Fabulous reader Dr. Frantz, herself a professor of English and romance fan, brought this fabulous event series to my attention:
Conversations about Romance, an ongoing seminar at the Smithsonian.
Suzanne Brockman, Diana Gabaldon, Mary Jo Putney, Carly Phillips and Jennifer Crusie are each booked for a seminar to discuss their writing, and the host, Dr. Pamela Regis, interviews them with a book signing following each session. If the next session wasn’t 9 days after my due date, I’d be in the car driving to DC, no question.
What gets me is the description on the page itself:
Romance novels were created to celebrate women’s control over their own destiny, with the promise of enduring happiness at story’s end. The popular genre’s established pedigree includes such venerable writers as Jane Austen.
The form allows for tremendous latitude in expanding on the basic theme of the heroine and her man…. However, they all share an abiding sense of the heroine as the winning centerpiece.
“The heroine as the winning centerpiece?” “Celebrate a woman’s control over her destiny?” I am so on board with that.
Dr. Frantz also mentioned in her email to me, and on her LiveJournal that the session she attended with Suz Brockmann was fantastic.
I went to Suz Brockmann’s interview this week (drove all the way up from NC!), and it was just fabulousâ€”although it was Suz, and she’s such a great person, it’s difficult to imagine it going any other way.

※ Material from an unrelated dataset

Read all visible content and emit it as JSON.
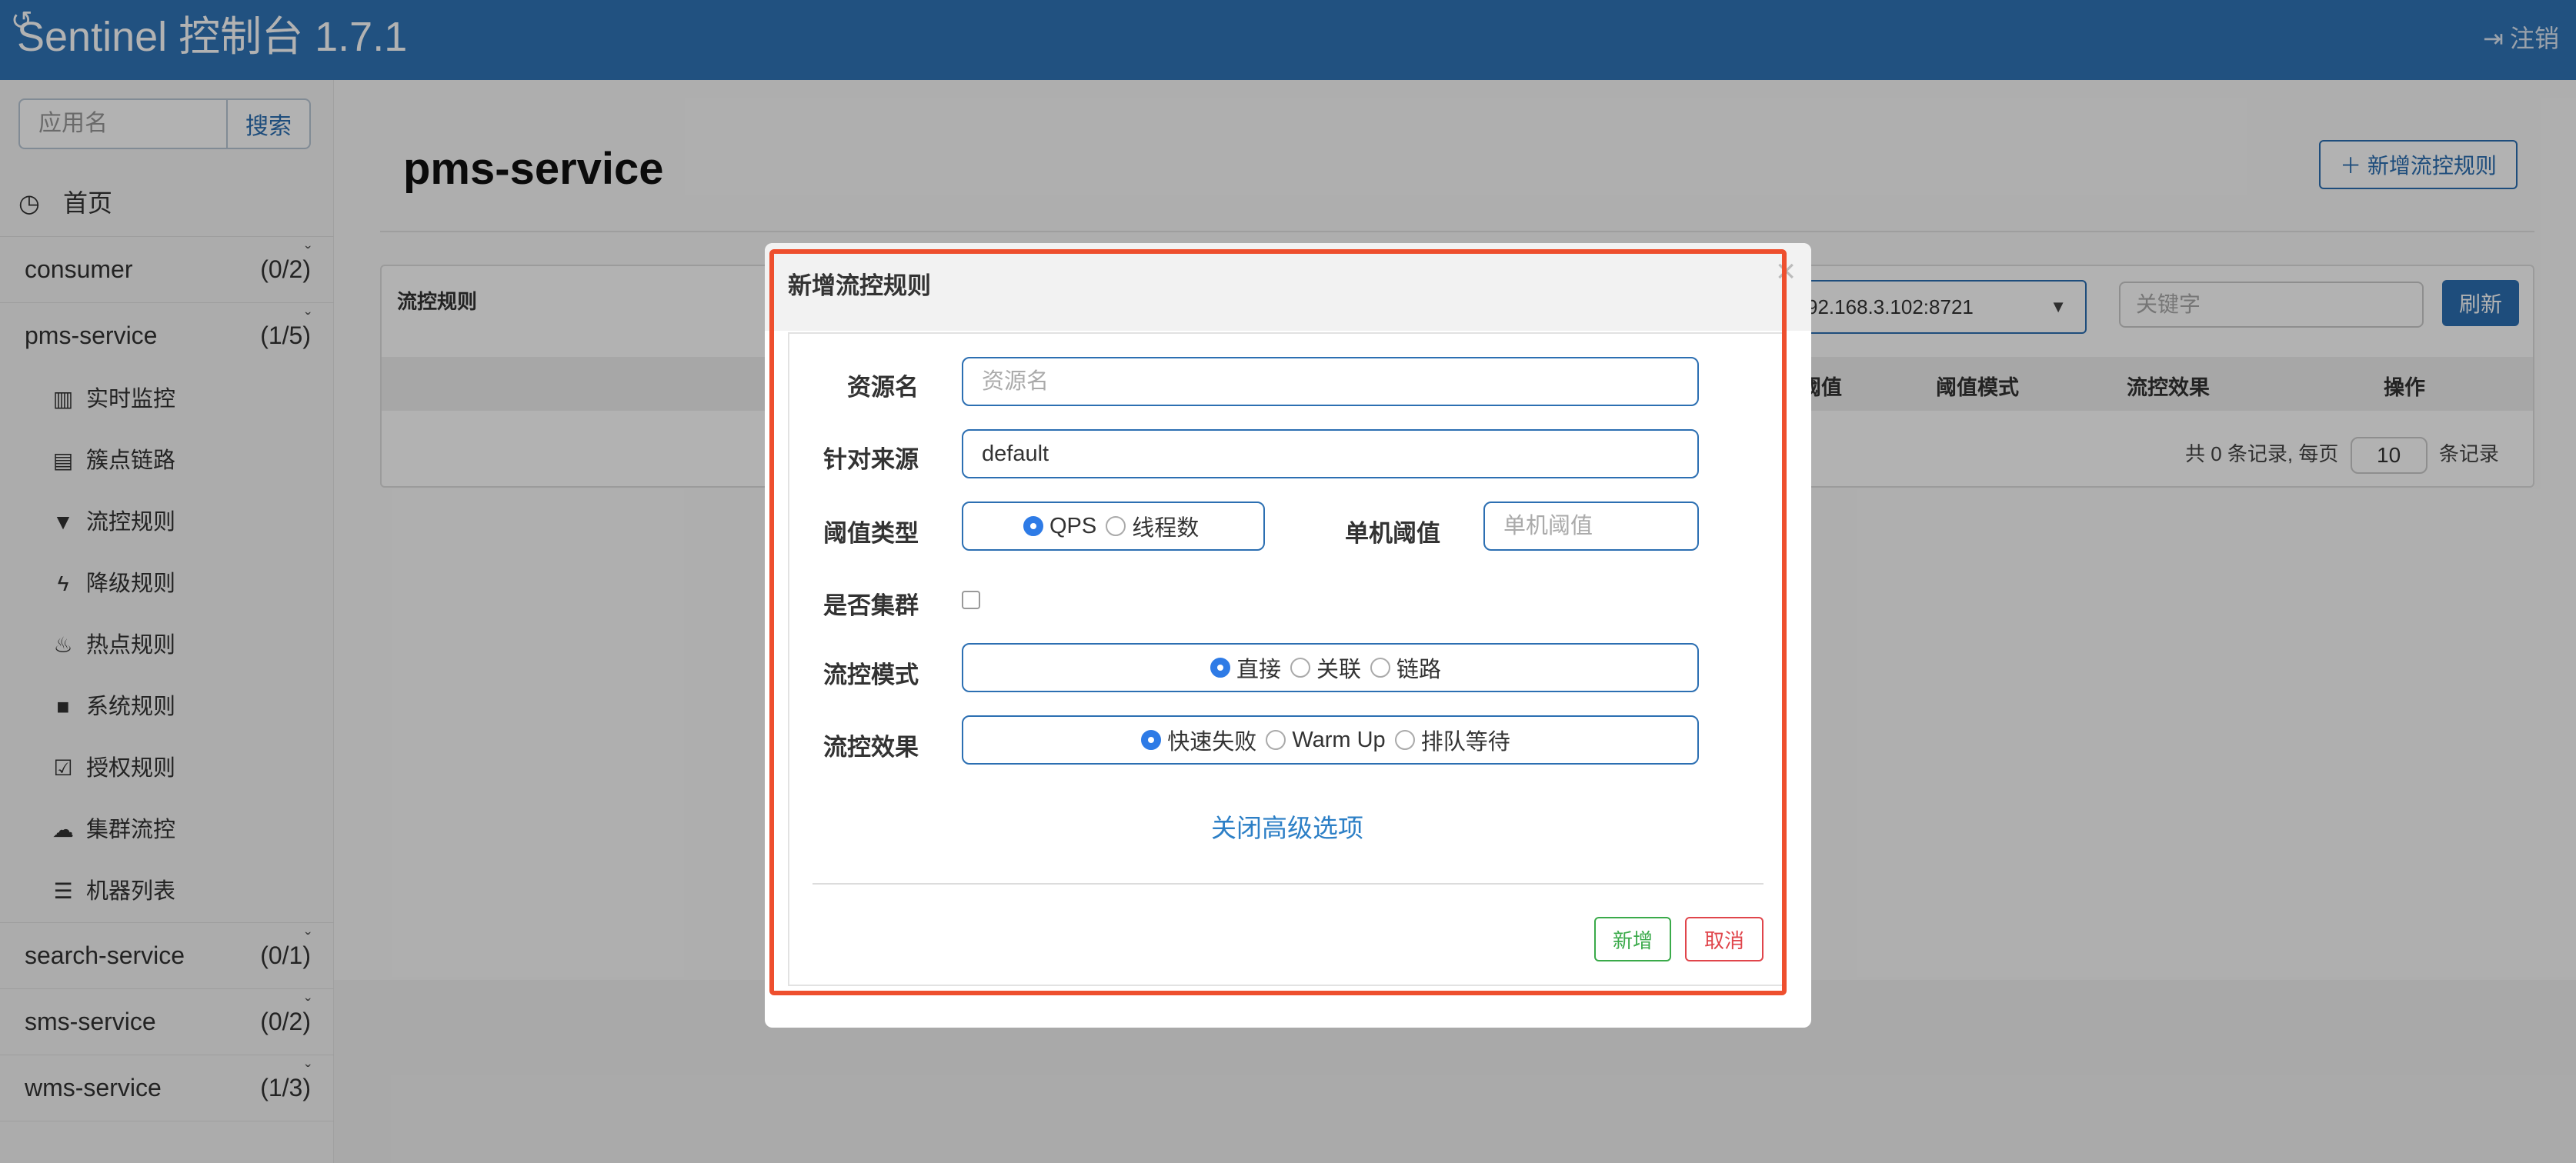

And while the whole evening was immeasurably improved by the dinner afterward with 20 fans, Suz, and her husband, I still think the interview itself was wonderful and worth attending.
What was truly great about it was that you’re in the Smithsonian, for heaven’s sake. Surrounded by signs advertising classes about Opera and Native American Culture and Far Eastern China dildoes painted with flowers (not really), and all these “high cultureâ€ things, and then there’s conversations about romance novels in the same space, given the same attention and respect.
I thanked the woman in charge and she shrugged it off, but I thought it was important to recognize her for having the balls to put on a program like this.
I concur – it is so important to consider the development of the romance novel alongside all the high-academe topics such as the development of women’s rights in the 20th century. We certainly touched on this idea during the monster conversation about rape in romance.
But romance novels in the Smithsonian? I’ll have a grin on my grill the rest of the day – that is fantastic!